“It was fast, but I made a rookie mistake,” admitted Strmiska after the race of using his father’s #90 car. “I didn’t give Potts quite enough room and it wrecked both of us.”
When the race resumed Solari continued to push Tankersley for the lead and after multiple attempts he was able to slide underneath of him to take over the top spot around midrace.
With an open track ahead of him Solari slowly started to pull away from the pack, but just as he seemed to be taking control of the race another caution popped out on lap 85. As the cars slowly circled the track under the yellow flag Solari suddenly dipped into the pits and parked with a rear end failure.
With Solari on the sidelines for the night, Tankersley once again jumped into the lead. He would remain there for the rest of the race, enduring a multitude of caution restarts and fighting off numerous challenges, including one by a resurgent Strmiska, who had worked his way back up to the front before spinning into the Turn 3 wall on lap 100.
“The restarts were killing me because I wasn’t taking care of my tires properly, but we were able to improve towards the end to hold on,” explained Tankersley. “It was tough. But at the end of the day, we won.”
Numerous accidents, which brought out the yellow-caution flag an incredible 15 times during the race and eliminated over half the field, left Salida’s Tim Spurgeon and Tracy’s Chuck Dozier to round out the top three. Following his second accident, Strmiska once again returned to the track and despite being two laps down to the leaders, he was able to salvage seventh place.
“We were able to fix the car and we got back up there, but the car wasn’t the same and we just didn’t have enough for Larry,” Strmiska said. “At the end we were running on just seven cylinders.”
By picking up his second win of the season Tankersley was able to increase his lead in the season standings over Solari, but the 2016 track champion is facing a major dilemma in the near future.
“I am supposed to go to Sturgis Motorcycle Rally in August and miss one race. I already have the room and everything else in order so I have to decide if I want to take that loss, go on vacation or go for my second championship here,” explained Tankersley. “But either way I am enjoying myself.”
The always entertaining B-4 division put on another great show as 16-year-old Jordan Mast, of Manteca, picked up his first career win in thrilling fashion.

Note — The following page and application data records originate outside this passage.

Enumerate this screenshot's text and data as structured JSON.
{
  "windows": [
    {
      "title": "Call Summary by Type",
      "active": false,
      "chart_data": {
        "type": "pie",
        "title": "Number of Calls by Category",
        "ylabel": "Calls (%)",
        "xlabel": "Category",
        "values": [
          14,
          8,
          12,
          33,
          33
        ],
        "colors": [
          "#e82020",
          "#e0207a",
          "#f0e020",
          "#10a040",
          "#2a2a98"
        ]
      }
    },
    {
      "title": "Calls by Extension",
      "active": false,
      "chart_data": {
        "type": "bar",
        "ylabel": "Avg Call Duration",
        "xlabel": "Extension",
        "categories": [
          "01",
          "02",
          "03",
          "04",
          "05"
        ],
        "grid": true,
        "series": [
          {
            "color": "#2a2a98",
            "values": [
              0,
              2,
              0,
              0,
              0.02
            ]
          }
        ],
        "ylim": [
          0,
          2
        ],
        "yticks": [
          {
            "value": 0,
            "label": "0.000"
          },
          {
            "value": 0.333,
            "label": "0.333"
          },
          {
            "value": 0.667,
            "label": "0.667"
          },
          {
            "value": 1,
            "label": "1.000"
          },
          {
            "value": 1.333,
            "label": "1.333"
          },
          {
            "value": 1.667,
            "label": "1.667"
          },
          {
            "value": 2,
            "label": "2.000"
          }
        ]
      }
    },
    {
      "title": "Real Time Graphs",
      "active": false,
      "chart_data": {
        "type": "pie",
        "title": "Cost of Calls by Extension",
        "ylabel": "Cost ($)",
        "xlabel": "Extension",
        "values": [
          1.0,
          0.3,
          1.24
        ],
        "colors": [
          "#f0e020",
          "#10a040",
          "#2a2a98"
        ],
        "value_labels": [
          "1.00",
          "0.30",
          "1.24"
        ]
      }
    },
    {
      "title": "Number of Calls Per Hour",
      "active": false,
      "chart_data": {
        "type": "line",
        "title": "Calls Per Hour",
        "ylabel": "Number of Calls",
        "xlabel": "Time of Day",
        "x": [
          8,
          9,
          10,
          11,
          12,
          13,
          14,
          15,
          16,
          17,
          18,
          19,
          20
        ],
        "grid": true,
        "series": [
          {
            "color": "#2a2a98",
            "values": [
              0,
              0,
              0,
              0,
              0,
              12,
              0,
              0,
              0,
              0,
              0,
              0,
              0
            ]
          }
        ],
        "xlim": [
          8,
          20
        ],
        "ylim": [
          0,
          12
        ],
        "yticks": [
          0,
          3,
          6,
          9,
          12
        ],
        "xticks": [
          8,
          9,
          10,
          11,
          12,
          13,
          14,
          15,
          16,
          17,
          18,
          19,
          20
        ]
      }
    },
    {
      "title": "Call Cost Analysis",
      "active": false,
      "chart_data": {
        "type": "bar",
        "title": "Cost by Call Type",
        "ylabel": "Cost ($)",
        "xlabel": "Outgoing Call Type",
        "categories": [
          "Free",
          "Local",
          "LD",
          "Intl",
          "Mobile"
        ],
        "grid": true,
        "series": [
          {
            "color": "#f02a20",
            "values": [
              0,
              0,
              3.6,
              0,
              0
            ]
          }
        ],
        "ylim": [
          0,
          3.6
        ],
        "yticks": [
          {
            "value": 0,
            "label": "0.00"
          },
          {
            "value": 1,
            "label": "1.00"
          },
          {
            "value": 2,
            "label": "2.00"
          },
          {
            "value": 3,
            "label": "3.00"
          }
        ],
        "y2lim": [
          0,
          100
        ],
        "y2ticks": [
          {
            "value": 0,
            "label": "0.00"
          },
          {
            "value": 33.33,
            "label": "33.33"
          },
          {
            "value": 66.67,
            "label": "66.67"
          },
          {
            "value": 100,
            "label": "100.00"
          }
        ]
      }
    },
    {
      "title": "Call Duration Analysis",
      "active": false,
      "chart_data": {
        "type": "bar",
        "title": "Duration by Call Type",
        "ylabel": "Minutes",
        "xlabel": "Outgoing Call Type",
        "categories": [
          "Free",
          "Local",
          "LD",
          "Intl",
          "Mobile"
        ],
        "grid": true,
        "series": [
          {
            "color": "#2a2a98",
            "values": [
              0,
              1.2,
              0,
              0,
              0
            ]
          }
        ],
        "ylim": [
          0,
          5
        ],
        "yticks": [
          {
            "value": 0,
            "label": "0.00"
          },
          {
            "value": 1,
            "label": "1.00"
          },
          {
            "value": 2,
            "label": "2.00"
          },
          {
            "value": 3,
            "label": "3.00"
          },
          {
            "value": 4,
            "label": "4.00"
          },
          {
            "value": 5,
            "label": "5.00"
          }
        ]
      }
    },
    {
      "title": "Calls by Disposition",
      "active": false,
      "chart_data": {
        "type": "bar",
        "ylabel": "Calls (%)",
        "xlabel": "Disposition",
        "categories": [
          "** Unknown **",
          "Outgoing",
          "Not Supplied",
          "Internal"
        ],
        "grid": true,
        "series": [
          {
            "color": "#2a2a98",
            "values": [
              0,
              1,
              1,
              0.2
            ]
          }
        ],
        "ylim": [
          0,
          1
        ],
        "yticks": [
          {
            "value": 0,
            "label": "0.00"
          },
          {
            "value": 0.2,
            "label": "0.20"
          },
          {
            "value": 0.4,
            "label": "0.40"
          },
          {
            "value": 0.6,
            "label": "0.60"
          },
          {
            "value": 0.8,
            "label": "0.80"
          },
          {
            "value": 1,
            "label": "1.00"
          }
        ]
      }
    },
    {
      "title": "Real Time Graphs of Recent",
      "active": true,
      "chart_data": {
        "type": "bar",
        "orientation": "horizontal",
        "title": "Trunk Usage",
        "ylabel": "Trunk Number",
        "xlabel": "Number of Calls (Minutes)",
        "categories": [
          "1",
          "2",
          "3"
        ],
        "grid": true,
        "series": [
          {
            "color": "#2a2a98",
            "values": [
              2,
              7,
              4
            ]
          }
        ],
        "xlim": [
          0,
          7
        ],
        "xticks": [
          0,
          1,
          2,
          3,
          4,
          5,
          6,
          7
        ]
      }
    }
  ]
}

Mast bolted past pole sitter Steve Ford, of Sonora, on lap 5 and then spent the remainder of the 25-lap main snaking over, under and between several back markers to fend off Rocklin’s John Sproule and Orangevale’s Mario Novelli for the victory.
Mast’s task was made a bit easier by the absence of Manteca’s Josh Cross and Joe Flowers after both drivers suffered engine failures in practice that sidelined them for the main event. The duo has dominated the division over the last four years with each winning a pair of titles.
“The car was loose all day, but we finally got it under control for the main. I can’t thank my dad and everyone else who has helped me enough for all they have done for me.” Mast said. “It kind of sucks that Josh and Joe were not racing tonight because they are the fastest guys out here, but a win is a win so I can’t be bummed about it. This means so much.”
Tyler Holden, of Clovis, went wire-to-wire for the apparent win in the Street Stock feature, but was later disqualified giving the win to Brian Miller of Railroad Flats.
Stockton’s Natalie Harper saw her four race winning streak come to an end when she was unable to catch Livermore’s Dustin King in the 10-lap B-4 Junior race.
Season points leader Gomes, of Manteca, will be seeking his fifth win in six starts this season when the Spears SRL Southwest Tour Series roars into the 99 Speedway for Round #6 of the JM Environmental Wild West Shootout on Saturday, July 15. The Super Late Models will be joined in Stockton by the Spears Pro Late Models, presented by Sigma Performance Services. The Spears Modified Series, which will be making its first appearance at the historic quarter-mile oval, and the NCMA Sprint Car Series.